§ **Work instruction**: Give the number of lines in the data below where the string "gear" occurs, and nothing else.

Data about app and page elements:

----------

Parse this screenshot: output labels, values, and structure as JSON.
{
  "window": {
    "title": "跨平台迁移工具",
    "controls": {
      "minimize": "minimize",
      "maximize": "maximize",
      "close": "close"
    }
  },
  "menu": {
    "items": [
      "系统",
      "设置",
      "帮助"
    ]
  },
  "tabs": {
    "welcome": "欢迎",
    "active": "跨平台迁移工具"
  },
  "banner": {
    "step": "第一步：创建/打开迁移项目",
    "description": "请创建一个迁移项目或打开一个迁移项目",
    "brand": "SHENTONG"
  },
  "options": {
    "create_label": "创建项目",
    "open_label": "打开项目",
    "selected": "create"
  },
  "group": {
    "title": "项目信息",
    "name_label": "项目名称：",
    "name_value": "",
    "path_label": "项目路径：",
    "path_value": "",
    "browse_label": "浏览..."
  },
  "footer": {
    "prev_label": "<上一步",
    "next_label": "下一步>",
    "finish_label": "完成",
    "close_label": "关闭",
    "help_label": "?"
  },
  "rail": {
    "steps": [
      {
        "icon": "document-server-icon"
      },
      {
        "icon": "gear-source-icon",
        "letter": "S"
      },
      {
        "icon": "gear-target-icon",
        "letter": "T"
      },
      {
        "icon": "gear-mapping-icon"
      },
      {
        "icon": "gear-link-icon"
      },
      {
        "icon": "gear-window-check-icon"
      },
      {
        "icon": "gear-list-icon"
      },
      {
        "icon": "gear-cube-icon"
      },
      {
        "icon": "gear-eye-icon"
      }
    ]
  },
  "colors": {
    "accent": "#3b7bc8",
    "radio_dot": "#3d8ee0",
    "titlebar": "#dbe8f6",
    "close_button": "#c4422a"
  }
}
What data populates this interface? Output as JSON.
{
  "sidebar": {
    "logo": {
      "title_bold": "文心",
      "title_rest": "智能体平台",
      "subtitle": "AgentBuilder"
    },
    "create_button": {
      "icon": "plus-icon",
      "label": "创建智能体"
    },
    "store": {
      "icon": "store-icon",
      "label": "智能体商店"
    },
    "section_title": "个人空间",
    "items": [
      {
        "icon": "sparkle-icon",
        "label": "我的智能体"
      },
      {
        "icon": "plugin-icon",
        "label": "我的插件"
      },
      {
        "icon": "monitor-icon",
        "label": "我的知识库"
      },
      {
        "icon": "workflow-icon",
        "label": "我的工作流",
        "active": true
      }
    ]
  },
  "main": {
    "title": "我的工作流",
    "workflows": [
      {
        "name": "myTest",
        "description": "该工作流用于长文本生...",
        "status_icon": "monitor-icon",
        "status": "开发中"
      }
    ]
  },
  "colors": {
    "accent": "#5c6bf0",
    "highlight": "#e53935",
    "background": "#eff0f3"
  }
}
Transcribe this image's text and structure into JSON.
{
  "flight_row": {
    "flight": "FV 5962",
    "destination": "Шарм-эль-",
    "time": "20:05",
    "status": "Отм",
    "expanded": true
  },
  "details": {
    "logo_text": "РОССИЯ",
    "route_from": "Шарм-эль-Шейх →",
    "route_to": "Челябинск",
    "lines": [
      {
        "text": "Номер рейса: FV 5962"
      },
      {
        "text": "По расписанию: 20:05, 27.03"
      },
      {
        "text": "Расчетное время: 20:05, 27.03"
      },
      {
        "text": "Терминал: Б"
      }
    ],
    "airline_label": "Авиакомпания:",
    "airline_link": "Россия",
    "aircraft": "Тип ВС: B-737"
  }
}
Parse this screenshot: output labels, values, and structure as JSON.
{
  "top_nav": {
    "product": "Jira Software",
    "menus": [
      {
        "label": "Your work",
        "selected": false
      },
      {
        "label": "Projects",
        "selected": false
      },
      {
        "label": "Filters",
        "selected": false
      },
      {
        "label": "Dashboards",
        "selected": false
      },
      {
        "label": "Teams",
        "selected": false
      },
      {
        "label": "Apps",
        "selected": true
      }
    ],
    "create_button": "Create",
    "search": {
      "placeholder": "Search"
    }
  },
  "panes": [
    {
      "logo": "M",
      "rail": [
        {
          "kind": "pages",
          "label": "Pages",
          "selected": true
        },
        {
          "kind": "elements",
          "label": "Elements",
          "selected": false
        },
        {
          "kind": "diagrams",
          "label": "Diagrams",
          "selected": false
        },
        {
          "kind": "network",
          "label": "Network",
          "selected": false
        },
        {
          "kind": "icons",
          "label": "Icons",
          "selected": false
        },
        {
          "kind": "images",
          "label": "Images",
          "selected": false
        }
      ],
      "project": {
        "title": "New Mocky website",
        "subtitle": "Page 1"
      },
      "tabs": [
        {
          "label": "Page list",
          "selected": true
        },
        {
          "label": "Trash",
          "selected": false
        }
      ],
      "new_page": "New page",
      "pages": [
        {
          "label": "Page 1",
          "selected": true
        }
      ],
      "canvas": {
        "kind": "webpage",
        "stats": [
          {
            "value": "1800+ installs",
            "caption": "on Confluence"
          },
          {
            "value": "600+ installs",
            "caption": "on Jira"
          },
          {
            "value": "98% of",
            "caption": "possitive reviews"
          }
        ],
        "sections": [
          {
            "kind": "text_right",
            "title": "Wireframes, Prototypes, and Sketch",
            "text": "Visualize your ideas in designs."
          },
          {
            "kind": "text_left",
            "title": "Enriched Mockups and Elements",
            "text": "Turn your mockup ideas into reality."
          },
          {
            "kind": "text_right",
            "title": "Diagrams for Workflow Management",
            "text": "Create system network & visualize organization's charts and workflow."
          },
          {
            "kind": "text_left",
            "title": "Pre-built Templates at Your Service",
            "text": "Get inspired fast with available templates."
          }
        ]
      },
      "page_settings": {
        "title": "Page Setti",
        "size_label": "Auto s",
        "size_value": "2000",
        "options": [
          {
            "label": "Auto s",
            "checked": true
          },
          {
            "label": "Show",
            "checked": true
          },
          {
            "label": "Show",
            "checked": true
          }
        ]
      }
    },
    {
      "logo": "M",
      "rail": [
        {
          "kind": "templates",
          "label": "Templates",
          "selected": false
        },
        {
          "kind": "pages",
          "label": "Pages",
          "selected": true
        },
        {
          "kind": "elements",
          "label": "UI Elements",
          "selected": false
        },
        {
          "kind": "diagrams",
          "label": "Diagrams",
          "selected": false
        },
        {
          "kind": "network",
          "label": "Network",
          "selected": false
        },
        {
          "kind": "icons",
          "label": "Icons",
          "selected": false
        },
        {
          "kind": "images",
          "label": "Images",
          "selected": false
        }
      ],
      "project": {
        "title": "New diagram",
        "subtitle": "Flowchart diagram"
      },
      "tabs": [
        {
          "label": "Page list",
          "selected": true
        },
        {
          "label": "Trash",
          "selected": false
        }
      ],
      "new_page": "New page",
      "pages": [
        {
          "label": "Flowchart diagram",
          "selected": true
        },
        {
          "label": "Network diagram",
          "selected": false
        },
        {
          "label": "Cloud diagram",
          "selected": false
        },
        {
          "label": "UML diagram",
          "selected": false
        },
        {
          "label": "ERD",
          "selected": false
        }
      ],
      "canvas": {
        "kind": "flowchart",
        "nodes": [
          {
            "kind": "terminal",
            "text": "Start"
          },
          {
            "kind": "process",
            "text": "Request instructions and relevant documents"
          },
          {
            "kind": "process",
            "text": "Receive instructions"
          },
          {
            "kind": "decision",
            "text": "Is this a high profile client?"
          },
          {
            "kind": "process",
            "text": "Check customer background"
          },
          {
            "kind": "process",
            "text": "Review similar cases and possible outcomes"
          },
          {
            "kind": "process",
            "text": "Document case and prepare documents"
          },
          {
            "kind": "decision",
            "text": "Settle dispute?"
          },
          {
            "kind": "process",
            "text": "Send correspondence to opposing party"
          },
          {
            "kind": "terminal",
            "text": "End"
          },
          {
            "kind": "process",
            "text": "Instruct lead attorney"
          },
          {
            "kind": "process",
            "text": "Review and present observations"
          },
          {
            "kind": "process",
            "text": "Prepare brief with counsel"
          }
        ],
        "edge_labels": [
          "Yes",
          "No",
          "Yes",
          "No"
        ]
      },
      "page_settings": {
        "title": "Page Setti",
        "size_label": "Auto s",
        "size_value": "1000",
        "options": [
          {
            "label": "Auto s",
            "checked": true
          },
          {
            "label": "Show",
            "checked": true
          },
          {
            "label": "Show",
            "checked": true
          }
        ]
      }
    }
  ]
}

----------

§ **Solution for this problem**: 8